Determine how many lines below contain the string "this" and give that number without anything else.

Content starts

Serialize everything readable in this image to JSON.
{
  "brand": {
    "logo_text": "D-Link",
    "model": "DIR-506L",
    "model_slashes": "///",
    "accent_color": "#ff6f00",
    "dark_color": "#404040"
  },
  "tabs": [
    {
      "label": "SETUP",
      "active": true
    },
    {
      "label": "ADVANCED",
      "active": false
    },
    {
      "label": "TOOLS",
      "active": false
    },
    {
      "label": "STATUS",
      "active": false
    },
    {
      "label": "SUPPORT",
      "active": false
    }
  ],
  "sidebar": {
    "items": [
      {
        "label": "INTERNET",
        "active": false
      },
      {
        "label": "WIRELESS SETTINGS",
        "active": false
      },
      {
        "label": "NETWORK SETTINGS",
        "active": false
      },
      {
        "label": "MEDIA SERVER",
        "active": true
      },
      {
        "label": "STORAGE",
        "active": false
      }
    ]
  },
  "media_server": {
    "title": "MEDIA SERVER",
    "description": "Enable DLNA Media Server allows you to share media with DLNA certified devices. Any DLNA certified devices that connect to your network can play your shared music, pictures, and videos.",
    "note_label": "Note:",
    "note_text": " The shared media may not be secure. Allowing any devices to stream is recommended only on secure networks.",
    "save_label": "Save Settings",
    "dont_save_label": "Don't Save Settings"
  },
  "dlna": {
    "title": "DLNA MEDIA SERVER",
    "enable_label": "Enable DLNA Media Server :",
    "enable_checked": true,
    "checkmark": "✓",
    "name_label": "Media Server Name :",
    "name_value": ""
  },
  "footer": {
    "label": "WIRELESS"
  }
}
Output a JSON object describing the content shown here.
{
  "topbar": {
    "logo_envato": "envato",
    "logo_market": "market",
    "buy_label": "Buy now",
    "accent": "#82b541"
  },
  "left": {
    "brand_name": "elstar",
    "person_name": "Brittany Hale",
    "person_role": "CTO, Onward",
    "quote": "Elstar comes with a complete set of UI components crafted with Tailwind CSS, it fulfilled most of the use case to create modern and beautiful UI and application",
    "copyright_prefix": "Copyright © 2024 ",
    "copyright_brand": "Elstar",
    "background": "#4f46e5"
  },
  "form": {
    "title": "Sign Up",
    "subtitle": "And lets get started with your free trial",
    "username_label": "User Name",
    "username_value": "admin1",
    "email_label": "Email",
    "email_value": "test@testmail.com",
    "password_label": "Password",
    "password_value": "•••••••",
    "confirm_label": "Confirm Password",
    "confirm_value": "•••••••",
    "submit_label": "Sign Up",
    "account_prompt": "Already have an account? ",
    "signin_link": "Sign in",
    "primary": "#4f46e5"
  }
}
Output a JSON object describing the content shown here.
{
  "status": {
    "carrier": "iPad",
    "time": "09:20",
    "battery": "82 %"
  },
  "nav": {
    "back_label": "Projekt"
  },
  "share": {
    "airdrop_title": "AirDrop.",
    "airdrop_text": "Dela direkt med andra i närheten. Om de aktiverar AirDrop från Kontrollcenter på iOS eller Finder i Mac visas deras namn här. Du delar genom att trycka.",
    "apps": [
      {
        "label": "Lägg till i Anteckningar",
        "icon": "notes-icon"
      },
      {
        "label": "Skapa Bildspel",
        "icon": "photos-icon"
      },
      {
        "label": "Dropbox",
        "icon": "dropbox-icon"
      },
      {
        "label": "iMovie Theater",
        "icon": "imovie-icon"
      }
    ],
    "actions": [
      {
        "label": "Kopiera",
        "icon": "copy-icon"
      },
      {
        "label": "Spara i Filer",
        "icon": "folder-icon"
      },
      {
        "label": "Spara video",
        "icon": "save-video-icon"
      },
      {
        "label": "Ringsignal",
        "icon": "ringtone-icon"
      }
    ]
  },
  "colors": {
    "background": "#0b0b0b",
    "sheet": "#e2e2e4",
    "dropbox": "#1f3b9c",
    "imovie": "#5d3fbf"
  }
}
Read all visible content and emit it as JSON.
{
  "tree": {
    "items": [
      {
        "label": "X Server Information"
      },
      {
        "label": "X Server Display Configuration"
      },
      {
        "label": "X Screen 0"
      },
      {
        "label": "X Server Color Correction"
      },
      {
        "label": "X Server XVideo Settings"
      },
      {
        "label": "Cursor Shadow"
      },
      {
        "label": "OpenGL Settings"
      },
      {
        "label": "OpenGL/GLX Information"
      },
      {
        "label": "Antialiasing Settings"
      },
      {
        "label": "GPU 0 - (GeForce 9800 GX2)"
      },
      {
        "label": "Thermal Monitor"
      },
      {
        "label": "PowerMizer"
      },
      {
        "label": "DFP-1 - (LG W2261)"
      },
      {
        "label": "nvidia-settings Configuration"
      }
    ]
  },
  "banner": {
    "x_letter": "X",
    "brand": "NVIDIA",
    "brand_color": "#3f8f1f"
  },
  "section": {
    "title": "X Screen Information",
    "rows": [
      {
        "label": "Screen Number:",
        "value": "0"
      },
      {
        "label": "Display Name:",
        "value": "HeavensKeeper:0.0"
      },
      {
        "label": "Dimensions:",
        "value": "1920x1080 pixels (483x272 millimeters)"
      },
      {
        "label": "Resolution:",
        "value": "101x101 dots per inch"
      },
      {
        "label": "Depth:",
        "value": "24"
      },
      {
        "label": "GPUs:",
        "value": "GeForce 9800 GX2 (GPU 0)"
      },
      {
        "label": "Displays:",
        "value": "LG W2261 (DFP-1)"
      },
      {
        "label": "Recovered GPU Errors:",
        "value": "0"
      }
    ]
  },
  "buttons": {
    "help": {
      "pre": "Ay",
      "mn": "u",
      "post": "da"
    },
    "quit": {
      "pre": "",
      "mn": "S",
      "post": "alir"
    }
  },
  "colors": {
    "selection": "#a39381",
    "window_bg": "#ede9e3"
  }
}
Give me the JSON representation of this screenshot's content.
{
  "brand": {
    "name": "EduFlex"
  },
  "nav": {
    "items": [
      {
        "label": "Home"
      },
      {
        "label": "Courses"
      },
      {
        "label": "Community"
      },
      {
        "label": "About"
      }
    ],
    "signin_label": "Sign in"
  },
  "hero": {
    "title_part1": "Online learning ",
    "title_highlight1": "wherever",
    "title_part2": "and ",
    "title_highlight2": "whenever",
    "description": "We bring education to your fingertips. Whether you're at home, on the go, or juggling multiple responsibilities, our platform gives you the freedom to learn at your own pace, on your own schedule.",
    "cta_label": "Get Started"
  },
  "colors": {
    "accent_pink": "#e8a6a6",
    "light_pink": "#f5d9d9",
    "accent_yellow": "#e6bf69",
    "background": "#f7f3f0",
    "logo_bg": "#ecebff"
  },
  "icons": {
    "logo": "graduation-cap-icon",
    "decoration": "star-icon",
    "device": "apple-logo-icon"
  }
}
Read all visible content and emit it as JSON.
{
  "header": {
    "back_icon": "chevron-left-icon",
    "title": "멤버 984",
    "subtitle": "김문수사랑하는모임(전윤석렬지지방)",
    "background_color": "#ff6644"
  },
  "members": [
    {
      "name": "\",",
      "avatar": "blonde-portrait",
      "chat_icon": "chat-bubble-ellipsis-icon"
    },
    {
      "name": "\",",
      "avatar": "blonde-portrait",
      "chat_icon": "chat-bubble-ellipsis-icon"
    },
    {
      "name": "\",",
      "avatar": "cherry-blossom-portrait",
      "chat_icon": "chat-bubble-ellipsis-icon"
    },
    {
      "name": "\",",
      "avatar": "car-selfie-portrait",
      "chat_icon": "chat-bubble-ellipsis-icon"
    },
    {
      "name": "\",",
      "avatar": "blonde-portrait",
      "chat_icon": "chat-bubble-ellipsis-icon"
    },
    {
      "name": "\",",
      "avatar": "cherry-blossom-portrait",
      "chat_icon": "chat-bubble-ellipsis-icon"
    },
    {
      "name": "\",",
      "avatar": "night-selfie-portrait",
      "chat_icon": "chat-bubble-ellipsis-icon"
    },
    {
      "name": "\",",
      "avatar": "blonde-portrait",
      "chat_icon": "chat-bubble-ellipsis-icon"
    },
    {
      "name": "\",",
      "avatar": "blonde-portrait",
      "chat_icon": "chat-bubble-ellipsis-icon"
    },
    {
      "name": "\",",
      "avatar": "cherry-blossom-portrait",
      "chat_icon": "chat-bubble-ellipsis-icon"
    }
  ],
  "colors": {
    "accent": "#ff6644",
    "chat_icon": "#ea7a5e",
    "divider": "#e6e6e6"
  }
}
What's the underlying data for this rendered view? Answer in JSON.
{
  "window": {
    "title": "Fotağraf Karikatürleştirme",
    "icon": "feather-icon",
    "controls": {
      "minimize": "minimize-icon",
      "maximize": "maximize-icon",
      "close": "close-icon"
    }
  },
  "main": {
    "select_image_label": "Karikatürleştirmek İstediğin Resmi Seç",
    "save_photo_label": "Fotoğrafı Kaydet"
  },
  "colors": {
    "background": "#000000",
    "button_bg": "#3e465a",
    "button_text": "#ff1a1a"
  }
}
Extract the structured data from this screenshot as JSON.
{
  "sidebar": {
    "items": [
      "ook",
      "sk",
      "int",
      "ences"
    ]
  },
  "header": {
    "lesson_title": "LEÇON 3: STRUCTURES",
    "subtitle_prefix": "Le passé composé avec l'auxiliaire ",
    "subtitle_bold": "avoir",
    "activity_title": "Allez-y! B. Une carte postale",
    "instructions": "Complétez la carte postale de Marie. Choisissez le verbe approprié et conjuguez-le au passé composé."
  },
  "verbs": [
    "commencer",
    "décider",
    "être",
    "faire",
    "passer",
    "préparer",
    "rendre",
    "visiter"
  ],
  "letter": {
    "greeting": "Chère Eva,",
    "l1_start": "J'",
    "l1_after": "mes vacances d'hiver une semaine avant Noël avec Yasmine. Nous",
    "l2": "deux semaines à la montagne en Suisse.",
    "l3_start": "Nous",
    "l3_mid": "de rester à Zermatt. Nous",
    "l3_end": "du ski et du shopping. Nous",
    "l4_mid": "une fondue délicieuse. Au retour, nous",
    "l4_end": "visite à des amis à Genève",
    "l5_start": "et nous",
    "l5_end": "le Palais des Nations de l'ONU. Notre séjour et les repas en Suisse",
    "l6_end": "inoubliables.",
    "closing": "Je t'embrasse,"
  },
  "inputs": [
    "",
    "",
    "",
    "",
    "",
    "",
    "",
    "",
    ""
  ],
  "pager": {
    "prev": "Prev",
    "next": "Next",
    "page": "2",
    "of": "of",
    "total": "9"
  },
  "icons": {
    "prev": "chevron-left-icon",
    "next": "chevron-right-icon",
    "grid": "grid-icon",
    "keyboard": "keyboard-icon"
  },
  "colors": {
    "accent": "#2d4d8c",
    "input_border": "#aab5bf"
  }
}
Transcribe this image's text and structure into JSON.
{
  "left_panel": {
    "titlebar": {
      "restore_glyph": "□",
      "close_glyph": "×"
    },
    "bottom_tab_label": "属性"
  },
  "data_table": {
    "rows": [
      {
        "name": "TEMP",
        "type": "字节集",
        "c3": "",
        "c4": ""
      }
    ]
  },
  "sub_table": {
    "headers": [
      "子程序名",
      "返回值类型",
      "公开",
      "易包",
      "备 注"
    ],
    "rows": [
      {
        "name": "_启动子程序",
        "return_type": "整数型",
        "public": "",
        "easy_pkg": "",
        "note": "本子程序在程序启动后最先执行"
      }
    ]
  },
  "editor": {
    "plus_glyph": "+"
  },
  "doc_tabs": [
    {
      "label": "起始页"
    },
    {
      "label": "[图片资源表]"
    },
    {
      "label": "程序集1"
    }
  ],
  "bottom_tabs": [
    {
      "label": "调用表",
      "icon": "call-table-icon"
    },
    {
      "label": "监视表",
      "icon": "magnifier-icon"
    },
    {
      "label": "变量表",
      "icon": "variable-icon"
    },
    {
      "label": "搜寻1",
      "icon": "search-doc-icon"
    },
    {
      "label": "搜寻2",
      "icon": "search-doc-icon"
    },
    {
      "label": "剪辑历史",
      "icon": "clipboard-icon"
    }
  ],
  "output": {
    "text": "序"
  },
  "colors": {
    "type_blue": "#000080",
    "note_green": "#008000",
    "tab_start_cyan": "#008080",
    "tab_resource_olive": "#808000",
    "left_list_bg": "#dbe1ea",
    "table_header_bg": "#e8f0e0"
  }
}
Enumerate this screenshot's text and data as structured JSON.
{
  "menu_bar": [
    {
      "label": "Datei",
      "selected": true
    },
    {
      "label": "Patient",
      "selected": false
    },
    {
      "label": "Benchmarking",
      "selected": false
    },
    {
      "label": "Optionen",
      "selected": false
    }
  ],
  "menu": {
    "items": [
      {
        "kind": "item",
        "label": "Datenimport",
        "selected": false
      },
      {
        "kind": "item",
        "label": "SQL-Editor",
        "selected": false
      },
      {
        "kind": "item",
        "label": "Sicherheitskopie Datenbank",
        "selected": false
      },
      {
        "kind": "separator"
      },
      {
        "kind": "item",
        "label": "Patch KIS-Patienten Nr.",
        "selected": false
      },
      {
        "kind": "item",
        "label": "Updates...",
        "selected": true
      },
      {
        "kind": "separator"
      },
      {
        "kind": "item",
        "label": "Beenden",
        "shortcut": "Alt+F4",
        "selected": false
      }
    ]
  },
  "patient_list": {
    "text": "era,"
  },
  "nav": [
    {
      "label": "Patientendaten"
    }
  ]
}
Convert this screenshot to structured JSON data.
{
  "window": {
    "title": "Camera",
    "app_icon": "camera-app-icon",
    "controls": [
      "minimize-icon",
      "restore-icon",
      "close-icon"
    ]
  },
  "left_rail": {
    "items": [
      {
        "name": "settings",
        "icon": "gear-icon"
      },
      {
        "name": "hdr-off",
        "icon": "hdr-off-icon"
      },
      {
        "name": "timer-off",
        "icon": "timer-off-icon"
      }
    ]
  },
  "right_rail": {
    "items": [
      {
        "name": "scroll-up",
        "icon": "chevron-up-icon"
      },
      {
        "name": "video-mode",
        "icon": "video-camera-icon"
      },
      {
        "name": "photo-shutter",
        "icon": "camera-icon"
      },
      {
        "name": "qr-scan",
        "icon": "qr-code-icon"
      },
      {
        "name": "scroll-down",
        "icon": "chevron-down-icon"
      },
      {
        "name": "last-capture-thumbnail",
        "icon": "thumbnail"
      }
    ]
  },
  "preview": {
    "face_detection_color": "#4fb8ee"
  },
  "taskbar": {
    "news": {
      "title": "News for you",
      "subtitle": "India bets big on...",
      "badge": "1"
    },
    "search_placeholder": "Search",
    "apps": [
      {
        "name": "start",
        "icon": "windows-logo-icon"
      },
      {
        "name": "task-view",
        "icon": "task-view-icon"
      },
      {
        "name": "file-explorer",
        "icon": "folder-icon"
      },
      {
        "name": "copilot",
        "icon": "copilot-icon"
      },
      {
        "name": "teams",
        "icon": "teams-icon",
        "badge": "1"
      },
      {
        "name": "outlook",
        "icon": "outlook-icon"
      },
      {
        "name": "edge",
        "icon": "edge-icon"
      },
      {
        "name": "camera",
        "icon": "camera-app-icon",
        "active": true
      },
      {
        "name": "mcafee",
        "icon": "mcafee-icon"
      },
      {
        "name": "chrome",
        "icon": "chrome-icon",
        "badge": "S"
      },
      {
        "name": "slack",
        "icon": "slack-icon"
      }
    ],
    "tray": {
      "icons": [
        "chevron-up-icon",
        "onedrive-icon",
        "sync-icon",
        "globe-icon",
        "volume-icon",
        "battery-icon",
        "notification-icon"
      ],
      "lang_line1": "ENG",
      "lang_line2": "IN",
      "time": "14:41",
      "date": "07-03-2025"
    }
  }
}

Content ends

# SOLUTION TO THE EXERCISE
7